■ **ASSIGNMENT**
Every line of the material is to be repeated exactly as it stands.

■ **EXTRACTED INFORMATION**
═══
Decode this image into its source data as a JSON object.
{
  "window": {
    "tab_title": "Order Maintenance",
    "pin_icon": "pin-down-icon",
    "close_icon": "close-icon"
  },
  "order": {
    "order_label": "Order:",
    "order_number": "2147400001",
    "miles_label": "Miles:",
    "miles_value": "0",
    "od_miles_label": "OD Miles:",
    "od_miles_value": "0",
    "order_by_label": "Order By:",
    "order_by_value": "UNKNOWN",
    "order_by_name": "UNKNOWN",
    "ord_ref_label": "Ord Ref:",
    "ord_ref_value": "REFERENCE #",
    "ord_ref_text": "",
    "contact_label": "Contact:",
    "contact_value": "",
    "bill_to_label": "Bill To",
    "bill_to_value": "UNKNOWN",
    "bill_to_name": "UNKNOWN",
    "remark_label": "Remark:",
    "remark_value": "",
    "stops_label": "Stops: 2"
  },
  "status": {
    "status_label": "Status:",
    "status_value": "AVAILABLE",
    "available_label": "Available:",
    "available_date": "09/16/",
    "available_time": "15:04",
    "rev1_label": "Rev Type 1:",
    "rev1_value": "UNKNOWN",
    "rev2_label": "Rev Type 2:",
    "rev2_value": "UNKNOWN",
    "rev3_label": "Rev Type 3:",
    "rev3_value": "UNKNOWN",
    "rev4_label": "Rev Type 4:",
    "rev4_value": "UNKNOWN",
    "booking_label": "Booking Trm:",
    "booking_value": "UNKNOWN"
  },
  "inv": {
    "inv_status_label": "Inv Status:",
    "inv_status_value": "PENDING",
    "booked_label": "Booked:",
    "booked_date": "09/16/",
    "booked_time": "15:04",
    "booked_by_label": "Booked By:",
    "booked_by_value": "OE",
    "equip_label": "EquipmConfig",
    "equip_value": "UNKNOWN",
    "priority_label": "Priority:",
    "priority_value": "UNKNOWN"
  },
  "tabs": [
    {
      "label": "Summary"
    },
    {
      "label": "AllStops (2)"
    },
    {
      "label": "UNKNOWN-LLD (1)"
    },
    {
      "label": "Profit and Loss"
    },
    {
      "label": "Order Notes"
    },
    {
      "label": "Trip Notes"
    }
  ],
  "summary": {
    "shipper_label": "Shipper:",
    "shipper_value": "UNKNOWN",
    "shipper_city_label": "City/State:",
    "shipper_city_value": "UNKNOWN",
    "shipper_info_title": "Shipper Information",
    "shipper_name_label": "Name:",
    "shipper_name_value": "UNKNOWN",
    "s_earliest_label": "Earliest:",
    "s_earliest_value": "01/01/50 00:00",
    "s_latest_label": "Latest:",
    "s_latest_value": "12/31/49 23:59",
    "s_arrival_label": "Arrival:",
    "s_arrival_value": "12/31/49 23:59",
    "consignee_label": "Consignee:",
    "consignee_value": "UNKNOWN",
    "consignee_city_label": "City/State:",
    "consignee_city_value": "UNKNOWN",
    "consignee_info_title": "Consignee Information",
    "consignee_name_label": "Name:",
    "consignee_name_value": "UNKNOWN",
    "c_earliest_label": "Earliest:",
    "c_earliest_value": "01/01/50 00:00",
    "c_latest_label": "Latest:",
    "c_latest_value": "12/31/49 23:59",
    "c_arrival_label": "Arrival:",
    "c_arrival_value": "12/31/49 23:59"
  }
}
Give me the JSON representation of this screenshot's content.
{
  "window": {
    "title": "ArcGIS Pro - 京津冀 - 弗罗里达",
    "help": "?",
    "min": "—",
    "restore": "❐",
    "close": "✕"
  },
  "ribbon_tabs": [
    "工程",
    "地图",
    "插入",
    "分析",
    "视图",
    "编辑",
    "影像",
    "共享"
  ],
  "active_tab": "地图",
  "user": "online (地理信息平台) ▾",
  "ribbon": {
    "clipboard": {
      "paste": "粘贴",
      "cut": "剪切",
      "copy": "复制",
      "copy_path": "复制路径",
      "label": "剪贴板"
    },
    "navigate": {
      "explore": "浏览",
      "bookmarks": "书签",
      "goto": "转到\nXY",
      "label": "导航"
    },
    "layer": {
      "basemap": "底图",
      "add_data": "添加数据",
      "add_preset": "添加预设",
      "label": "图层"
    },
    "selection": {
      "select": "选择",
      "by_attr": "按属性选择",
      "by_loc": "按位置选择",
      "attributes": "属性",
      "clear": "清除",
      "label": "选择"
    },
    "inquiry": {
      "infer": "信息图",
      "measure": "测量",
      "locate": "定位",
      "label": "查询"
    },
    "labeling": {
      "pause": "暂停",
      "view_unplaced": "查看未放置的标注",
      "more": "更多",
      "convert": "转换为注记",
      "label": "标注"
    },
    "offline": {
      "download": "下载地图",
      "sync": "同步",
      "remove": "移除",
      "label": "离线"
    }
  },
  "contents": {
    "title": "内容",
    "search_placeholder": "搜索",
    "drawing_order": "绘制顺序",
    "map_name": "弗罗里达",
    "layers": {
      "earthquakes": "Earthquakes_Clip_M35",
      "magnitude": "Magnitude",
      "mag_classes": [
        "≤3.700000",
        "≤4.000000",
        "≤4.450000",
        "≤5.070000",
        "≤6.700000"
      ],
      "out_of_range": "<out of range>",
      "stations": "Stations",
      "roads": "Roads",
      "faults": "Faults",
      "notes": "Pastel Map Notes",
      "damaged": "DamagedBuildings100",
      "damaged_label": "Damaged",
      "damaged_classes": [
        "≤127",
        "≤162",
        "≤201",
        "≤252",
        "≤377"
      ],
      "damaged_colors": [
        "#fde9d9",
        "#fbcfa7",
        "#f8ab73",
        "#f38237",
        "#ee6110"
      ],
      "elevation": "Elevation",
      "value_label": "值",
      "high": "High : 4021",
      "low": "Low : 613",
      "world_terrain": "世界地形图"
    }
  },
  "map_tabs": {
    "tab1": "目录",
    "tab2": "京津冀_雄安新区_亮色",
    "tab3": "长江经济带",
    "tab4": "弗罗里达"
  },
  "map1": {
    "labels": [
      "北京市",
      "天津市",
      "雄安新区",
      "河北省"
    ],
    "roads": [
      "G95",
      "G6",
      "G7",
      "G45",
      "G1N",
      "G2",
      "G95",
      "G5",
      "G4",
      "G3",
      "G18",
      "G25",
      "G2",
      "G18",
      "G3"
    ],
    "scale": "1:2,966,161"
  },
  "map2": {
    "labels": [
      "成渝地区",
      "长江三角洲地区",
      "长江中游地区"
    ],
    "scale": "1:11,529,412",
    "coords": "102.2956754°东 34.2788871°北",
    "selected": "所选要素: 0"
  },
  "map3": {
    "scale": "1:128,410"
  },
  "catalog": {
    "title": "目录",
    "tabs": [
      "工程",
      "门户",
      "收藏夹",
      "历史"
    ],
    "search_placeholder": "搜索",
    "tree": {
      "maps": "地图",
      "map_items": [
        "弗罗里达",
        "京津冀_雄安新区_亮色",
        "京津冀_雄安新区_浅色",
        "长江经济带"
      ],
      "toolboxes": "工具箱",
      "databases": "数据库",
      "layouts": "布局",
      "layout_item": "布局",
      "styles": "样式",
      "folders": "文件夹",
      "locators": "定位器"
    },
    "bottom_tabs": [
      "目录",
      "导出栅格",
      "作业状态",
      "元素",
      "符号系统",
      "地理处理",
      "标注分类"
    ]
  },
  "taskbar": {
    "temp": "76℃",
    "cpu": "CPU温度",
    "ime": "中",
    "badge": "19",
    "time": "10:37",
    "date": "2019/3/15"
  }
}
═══
■ **TASK SOLUTION**
Decode this image into its source data as a JSON object.
{
  "window": {
    "tab_title": "Order Maintenance",
    "pin_icon": "pin-down-icon",
    "close_icon": "close-icon"
  },
  "order": {
    "order_label": "Order:",
    "order_number": "2147400001",
    "miles_label": "Miles:",
    "miles_value": "0",
    "od_miles_label": "OD Miles:",
    "od_miles_value": "0",
    "order_by_label": "Order By:",
    "order_by_value": "UNKNOWN",
    "order_by_name": "UNKNOWN",
    "ord_ref_label": "Ord Ref:",
    "ord_ref_value": "REFERENCE #",
    "ord_ref_text": "",
    "contact_label": "Contact:",
    "contact_value": "",
    "bill_to_label": "Bill To",
    "bill_to_value": "UNKNOWN",
    "bill_to_name": "UNKNOWN",
    "remark_label": "Remark:",
    "remark_value": "",
    "stops_label": "Stops: 2"
  },
  "status": {
    "status_label": "Status:",
    "status_value": "AVAILABLE",
    "available_label": "Available:",
    "available_date": "09/16/",
    "available_time": "15:04",
    "rev1_label": "Rev Type 1:",
    "rev1_value": "UNKNOWN",
    "rev2_label": "Rev Type 2:",
    "rev2_value": "UNKNOWN",
    "rev3_label": "Rev Type 3:",
    "rev3_value": "UNKNOWN",
    "rev4_label": "Rev Type 4:",
    "rev4_value": "UNKNOWN",
    "booking_label": "Booking Trm:",
    "booking_value": "UNKNOWN"
  },
  "inv": {
    "inv_status_label": "Inv Status:",
    "inv_status_value": "PENDING",
    "booked_label": "Booked:",
    "booked_date": "09/16/",
    "booked_time": "15:04",
    "booked_by_label": "Booked By:",
    "booked_by_value": "OE",
    "equip_label": "EquipmConfig",
    "equip_value": "UNKNOWN",
    "priority_label": "Priority:",
    "priority_value": "UNKNOWN"
  },
  "tabs": [
    {
      "label": "Summary"
    },
    {
      "label": "AllStops (2)"
    },
    {
      "label": "UNKNOWN-LLD (1)"
    },
    {
      "label": "Profit and Loss"
    },
    {
      "label": "Order Notes"
    },
    {
      "label": "Trip Notes"
    }
  ],
  "summary": {
    "shipper_label": "Shipper:",
    "shipper_value": "UNKNOWN",
    "shipper_city_label": "City/State:",
    "shipper_city_value": "UNKNOWN",
    "shipper_info_title": "Shipper Information",
    "shipper_name_label": "Name:",
    "shipper_name_value": "UNKNOWN",
    "s_earliest_label": "Earliest:",
    "s_earliest_value": "01/01/50 00:00",
    "s_latest_label": "Latest:",
    "s_latest_value": "12/31/49 23:59",
    "s_arrival_label": "Arrival:",
    "s_arrival_value": "12/31/49 23:59",
    "consignee_label": "Consignee:",
    "consignee_value": "UNKNOWN",
    "consignee_city_label": "City/State:",
    "consignee_city_value": "UNKNOWN",
    "consignee_info_title": "Consignee Information",
    "consignee_name_label": "Name:",
    "consignee_name_value": "UNKNOWN",
    "c_earliest_label": "Earliest:",
    "c_earliest_value": "01/01/50 00:00",
    "c_latest_label": "Latest:",
    "c_latest_value": "12/31/49 23:59",
    "c_arrival_label": "Arrival:",
    "c_arrival_value": "12/31/49 23:59"
  }
}
Give me the JSON representation of this screenshot's content.
{
  "window": {
    "title": "ArcGIS Pro - 京津冀 - 弗罗里达",
    "help": "?",
    "min": "—",
    "restore": "❐",
    "close": "✕"
  },
  "ribbon_tabs": [
    "工程",
    "地图",
    "插入",
    "分析",
    "视图",
    "编辑",
    "影像",
    "共享"
  ],
  "active_tab": "地图",
  "user": "online (地理信息平台) ▾",
  "ribbon": {
    "clipboard": {
      "paste": "粘贴",
      "cut": "剪切",
      "copy": "复制",
      "copy_path": "复制路径",
      "label": "剪贴板"
    },
    "navigate": {
      "explore": "浏览",
      "bookmarks": "书签",
      "goto": "转到\nXY",
      "label": "导航"
    },
    "layer": {
      "basemap": "底图",
      "add_data": "添加数据",
      "add_preset": "添加预设",
      "label": "图层"
    },
    "selection": {
      "select": "选择",
      "by_attr": "按属性选择",
      "by_loc": "按位置选择",
      "attributes": "属性",
      "clear": "清除",
      "label": "选择"
    },
    "inquiry": {
      "infer": "信息图",
      "measure": "测量",
      "locate": "定位",
      "label": "查询"
    },
    "labeling": {
      "pause": "暂停",
      "view_unplaced": "查看未放置的标注",
      "more": "更多",
      "convert": "转换为注记",
      "label": "标注"
    },
    "offline": {
      "download": "下载地图",
      "sync": "同步",
      "remove": "移除",
      "label": "离线"
    }
  },
  "contents": {
    "title": "内容",
    "search_placeholder": "搜索",
    "drawing_order": "绘制顺序",
    "map_name": "弗罗里达",
    "layers": {
      "earthquakes": "Earthquakes_Clip_M35",
      "magnitude": "Magnitude",
      "mag_classes": [
        "≤3.700000",
        "≤4.000000",
        "≤4.450000",
        "≤5.070000",
        "≤6.700000"
      ],
      "out_of_range": "<out of range>",
      "stations": "Stations",
      "roads": "Roads",
      "faults": "Faults",
      "notes": "Pastel Map Notes",
      "damaged": "DamagedBuildings100",
      "damaged_label": "Damaged",
      "damaged_classes": [
        "≤127",
        "≤162",
        "≤201",
        "≤252",
        "≤377"
      ],
      "damaged_colors": [
        "#fde9d9",
        "#fbcfa7",
        "#f8ab73",
        "#f38237",
        "#ee6110"
      ],
      "elevation": "Elevation",
      "value_label": "值",
      "high": "High : 4021",
      "low": "Low : 613",
      "world_terrain": "世界地形图"
    }
  },
  "map_tabs": {
    "tab1": "目录",
    "tab2": "京津冀_雄安新区_亮色",
    "tab3": "长江经济带",
    "tab4": "弗罗里达"
  },
  "map1": {
    "labels": [
      "北京市",
      "天津市",
      "雄安新区",
      "河北省"
    ],
    "roads": [
      "G95",
      "G6",
      "G7",
      "G45",
      "G1N",
      "G2",
      "G95",
      "G5",
      "G4",
      "G3",
      "G18",
      "G25",
      "G2",
      "G18",
      "G3"
    ],
    "scale": "1:2,966,161"
  },
  "map2": {
    "labels": [
      "成渝地区",
      "长江三角洲地区",
      "长江中游地区"
    ],
    "scale": "1:11,529,412",
    "coords": "102.2956754°东 34.2788871°北",
    "selected": "所选要素: 0"
  },
  "map3": {
    "scale": "1:128,410"
  },
  "catalog": {
    "title": "目录",
    "tabs": [
      "工程",
      "门户",
      "收藏夹",
      "历史"
    ],
    "search_placeholder": "搜索",
    "tree": {
      "maps": "地图",
      "map_items": [
        "弗罗里达",
        "京津冀_雄安新区_亮色",
        "京津冀_雄安新区_浅色",
        "长江经济带"
      ],
      "toolboxes": "工具箱",
      "databases": "数据库",
      "layouts": "布局",
      "layout_item": "布局",
      "styles": "样式",
      "folders": "文件夹",
      "locators": "定位器"
    },
    "bottom_tabs": [
      "目录",
      "导出栅格",
      "作业状态",
      "元素",
      "符号系统",
      "地理处理",
      "标注分类"
    ]
  },
  "taskbar": {
    "temp": "76℃",
    "cpu": "CPU温度",
    "ime": "中",
    "badge": "19",
    "time": "10:37",
    "date": "2019/3/15"
  }
}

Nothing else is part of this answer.